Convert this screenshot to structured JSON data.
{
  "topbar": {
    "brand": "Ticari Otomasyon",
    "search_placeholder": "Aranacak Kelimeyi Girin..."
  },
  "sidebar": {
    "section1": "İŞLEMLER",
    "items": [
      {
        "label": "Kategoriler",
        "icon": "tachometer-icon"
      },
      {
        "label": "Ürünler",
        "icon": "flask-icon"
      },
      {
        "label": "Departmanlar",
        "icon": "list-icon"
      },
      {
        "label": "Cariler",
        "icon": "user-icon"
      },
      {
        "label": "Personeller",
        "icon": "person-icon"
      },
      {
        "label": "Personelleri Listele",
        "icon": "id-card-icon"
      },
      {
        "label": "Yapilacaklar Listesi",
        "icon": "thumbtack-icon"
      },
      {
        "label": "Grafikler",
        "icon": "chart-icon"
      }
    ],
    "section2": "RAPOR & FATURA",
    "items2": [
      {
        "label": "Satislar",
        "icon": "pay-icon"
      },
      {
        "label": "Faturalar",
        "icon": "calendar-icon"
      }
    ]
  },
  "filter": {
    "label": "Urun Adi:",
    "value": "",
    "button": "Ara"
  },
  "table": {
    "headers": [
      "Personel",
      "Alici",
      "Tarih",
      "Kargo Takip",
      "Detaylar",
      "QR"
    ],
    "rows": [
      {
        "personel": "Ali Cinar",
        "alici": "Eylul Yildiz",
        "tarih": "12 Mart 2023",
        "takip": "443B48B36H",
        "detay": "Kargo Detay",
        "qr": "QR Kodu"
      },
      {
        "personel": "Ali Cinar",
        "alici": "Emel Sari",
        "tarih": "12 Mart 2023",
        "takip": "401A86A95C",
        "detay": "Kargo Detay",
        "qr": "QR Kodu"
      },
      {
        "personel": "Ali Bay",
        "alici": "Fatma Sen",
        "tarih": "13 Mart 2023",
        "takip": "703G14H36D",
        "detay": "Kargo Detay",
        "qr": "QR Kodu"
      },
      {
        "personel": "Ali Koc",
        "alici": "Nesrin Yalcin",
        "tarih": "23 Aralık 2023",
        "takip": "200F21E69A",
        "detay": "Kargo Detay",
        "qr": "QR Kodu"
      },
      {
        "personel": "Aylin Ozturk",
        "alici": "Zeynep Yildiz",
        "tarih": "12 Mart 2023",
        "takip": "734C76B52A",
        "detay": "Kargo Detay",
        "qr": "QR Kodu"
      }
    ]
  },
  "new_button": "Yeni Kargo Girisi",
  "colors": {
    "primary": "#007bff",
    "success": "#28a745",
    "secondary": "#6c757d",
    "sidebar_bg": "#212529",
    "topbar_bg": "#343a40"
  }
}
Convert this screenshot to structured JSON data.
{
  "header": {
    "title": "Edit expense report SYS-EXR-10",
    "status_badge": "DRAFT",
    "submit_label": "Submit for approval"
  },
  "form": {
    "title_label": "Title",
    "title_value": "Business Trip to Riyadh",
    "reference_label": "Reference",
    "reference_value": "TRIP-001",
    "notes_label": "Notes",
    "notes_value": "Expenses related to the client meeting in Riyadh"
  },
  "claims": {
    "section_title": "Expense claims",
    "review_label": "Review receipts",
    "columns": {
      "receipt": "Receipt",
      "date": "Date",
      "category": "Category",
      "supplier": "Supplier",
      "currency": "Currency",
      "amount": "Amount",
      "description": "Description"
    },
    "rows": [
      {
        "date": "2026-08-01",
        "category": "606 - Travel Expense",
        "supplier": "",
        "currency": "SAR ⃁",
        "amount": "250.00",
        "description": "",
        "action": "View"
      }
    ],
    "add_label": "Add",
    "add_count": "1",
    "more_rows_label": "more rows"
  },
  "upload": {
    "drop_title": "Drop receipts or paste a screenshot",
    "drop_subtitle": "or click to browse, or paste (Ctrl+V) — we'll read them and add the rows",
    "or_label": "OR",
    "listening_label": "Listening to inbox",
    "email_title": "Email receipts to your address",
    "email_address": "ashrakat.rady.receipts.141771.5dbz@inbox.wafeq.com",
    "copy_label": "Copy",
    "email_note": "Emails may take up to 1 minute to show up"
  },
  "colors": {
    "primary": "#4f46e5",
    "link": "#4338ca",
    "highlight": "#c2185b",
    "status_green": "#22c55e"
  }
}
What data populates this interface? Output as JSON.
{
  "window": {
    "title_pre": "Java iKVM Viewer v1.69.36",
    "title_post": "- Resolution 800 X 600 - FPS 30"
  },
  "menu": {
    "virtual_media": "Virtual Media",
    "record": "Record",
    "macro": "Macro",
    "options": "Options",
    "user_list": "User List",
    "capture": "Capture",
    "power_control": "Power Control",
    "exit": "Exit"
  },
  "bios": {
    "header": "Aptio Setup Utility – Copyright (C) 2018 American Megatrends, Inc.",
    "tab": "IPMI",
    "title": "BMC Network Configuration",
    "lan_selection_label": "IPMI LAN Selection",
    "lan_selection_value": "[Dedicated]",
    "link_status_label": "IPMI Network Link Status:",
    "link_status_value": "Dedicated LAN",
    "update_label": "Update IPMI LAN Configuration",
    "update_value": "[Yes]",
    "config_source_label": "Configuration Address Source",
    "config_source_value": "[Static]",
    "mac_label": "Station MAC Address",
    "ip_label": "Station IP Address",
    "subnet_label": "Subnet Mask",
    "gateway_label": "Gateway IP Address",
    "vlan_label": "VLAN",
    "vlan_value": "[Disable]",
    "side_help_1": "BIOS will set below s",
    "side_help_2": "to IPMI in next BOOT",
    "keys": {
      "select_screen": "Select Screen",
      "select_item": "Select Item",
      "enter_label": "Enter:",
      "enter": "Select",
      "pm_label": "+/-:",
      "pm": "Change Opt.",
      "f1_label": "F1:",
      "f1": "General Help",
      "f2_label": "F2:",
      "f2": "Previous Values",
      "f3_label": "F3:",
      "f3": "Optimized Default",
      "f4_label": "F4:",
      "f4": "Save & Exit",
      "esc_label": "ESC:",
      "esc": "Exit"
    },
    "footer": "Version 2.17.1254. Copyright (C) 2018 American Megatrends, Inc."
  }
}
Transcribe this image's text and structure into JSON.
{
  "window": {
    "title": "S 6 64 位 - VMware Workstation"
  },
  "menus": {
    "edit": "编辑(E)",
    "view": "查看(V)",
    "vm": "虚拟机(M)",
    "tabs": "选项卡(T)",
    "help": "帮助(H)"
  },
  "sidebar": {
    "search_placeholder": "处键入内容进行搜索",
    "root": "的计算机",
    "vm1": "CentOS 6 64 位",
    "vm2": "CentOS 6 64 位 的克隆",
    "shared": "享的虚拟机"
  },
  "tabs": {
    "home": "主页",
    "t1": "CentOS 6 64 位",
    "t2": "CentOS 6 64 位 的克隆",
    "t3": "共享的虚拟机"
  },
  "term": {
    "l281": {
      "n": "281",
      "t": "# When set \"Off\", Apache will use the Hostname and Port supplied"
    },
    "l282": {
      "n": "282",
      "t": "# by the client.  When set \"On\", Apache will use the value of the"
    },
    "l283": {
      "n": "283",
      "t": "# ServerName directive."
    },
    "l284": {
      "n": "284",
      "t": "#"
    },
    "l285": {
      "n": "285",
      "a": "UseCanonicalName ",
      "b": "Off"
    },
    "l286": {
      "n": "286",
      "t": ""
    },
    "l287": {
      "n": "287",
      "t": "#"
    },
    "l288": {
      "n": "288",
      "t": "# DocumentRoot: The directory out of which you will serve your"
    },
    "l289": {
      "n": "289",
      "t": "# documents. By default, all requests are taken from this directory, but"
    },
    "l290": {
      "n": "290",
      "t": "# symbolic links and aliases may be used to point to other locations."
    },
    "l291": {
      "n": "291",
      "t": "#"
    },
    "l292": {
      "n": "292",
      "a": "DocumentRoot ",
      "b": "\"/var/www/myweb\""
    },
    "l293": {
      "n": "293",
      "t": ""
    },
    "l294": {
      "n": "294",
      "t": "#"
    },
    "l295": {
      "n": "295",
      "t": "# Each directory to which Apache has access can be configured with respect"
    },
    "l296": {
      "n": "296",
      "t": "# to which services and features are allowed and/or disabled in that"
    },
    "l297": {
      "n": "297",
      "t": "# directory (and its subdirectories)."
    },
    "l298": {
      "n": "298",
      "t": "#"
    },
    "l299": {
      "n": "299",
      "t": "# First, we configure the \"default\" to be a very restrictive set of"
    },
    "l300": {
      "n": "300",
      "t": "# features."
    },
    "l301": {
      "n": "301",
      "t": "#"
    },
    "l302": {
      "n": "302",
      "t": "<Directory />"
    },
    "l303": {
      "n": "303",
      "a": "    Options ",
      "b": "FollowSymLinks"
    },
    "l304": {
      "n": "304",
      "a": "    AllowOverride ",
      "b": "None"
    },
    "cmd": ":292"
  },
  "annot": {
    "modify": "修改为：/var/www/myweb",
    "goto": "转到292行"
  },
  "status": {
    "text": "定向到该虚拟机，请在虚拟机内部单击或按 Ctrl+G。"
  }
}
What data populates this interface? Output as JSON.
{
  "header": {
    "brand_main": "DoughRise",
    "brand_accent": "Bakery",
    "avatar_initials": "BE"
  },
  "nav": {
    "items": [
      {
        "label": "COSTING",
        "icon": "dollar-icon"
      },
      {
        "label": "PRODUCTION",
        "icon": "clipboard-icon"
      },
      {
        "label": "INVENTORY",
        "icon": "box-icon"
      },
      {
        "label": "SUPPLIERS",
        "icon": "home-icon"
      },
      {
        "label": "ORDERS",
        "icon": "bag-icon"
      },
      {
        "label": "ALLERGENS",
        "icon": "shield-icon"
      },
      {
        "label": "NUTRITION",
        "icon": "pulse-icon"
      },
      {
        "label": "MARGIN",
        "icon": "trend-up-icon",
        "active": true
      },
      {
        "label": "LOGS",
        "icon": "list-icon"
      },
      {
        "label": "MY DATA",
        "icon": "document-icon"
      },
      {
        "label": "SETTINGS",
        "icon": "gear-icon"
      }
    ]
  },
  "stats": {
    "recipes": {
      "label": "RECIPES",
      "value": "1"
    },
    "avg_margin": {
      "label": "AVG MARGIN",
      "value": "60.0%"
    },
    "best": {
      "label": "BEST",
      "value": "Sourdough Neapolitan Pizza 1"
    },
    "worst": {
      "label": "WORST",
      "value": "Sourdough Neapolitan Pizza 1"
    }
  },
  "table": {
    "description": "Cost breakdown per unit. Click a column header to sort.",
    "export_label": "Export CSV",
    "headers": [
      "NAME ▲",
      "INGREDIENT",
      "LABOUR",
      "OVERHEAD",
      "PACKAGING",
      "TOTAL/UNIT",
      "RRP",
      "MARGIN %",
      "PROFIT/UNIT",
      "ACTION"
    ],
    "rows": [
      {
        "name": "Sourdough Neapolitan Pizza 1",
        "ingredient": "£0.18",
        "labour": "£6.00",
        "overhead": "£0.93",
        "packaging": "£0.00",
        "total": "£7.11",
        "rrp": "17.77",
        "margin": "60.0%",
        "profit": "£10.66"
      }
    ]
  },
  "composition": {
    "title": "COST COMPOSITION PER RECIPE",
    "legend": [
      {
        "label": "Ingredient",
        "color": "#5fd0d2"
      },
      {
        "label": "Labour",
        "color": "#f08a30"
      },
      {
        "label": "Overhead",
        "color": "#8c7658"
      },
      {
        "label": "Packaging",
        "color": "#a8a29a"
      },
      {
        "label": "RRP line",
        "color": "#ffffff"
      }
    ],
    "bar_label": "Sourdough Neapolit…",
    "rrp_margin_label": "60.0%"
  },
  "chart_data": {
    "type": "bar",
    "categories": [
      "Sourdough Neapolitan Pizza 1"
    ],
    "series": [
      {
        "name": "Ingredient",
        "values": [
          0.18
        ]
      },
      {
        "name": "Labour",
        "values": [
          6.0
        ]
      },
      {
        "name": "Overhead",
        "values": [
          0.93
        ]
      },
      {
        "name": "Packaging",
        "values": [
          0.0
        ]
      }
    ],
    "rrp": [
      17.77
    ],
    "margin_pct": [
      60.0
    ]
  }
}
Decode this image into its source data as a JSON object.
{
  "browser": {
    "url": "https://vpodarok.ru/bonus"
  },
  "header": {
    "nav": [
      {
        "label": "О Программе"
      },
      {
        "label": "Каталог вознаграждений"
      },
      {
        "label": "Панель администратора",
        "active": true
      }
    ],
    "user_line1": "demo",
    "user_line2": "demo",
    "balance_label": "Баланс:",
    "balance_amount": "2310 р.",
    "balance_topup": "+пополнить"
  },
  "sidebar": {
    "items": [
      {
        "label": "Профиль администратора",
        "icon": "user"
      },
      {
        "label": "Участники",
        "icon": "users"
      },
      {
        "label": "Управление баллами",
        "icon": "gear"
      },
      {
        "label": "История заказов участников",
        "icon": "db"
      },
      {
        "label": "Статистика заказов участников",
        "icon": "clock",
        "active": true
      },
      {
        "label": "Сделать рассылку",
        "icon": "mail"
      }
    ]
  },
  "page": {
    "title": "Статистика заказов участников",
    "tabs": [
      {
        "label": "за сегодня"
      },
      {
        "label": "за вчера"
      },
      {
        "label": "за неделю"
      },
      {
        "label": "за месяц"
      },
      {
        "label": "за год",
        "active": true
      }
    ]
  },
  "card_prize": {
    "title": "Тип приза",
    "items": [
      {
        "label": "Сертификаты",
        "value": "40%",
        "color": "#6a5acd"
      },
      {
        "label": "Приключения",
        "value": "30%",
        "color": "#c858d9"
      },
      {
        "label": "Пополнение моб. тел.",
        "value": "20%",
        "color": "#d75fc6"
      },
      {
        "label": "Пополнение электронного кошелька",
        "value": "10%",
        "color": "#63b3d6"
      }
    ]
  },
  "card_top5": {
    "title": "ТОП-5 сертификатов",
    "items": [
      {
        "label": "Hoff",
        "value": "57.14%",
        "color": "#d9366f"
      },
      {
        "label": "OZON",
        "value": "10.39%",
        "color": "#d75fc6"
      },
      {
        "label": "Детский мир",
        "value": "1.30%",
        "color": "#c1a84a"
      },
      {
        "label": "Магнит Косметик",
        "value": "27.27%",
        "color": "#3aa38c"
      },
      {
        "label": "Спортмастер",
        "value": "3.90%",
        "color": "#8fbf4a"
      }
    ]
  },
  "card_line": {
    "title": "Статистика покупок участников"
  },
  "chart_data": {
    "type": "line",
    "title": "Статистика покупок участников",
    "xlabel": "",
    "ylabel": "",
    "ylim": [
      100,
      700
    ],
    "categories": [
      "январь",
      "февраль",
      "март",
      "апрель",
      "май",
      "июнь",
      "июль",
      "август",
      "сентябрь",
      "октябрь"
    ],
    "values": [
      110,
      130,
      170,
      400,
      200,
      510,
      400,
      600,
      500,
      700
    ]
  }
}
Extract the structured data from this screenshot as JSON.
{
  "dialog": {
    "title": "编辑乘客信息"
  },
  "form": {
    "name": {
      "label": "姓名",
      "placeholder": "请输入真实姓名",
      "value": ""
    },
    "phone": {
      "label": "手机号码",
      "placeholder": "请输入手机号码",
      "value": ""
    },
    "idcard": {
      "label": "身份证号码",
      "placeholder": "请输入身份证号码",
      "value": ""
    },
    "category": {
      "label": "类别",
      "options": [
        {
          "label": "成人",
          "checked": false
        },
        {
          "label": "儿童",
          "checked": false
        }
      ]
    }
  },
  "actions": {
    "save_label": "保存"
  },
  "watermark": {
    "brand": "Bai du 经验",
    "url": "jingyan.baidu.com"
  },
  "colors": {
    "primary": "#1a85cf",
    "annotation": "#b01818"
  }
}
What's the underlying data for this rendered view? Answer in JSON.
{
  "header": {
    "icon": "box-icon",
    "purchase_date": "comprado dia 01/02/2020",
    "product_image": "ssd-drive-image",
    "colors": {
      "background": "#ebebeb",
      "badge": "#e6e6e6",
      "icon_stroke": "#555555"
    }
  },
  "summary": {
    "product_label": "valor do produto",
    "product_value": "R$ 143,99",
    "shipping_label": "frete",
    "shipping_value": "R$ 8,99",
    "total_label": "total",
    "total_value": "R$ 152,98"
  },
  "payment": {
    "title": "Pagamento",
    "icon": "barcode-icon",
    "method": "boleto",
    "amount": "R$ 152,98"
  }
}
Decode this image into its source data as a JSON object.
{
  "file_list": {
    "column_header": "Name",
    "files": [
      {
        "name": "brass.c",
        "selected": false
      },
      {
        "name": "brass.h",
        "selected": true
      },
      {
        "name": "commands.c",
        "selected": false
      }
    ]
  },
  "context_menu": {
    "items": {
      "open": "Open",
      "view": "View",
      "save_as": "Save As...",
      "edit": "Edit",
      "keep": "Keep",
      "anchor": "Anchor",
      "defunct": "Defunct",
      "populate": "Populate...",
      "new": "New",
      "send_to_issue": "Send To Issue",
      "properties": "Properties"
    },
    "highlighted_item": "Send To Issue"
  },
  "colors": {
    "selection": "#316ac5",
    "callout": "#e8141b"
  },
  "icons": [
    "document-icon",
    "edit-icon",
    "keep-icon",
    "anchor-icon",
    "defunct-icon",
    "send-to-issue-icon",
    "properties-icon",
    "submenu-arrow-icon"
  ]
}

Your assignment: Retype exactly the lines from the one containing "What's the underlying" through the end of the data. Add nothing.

Solution below:
What's the underlying data for this rendered view? Answer in JSON.
{
  "header": {
    "icon": "box-icon",
    "purchase_date": "comprado dia 01/02/2020",
    "product_image": "ssd-drive-image",
    "colors": {
      "background": "#ebebeb",
      "badge": "#e6e6e6",
      "icon_stroke": "#555555"
    }
  },
  "summary": {
    "product_label": "valor do produto",
    "product_value": "R$ 143,99",
    "shipping_label": "frete",
    "shipping_value": "R$ 8,99",
    "total_label": "total",
    "total_value": "R$ 152,98"
  },
  "payment": {
    "title": "Pagamento",
    "icon": "barcode-icon",
    "method": "boleto",
    "amount": "R$ 152,98"
  }
}
Decode this image into its source data as a JSON object.
{
  "file_list": {
    "column_header": "Name",
    "files": [
      {
        "name": "brass.c",
        "selected": false
      },
      {
        "name": "brass.h",
        "selected": true
      },
      {
        "name": "commands.c",
        "selected": false
      }
    ]
  },
  "context_menu": {
    "items": {
      "open": "Open",
      "view": "View",
      "save_as": "Save As...",
      "edit": "Edit",
      "keep": "Keep",
      "anchor": "Anchor",
      "defunct": "Defunct",
      "populate": "Populate...",
      "new": "New",
      "send_to_issue": "Send To Issue",
      "properties": "Properties"
    },
    "highlighted_item": "Send To Issue"
  },
  "colors": {
    "selection": "#316ac5",
    "callout": "#e8141b"
  },
  "icons": [
    "document-icon",
    "edit-icon",
    "keep-icon",
    "anchor-icon",
    "defunct-icon",
    "send-to-issue-icon",
    "properties-icon",
    "submenu-arrow-icon"
  ]
}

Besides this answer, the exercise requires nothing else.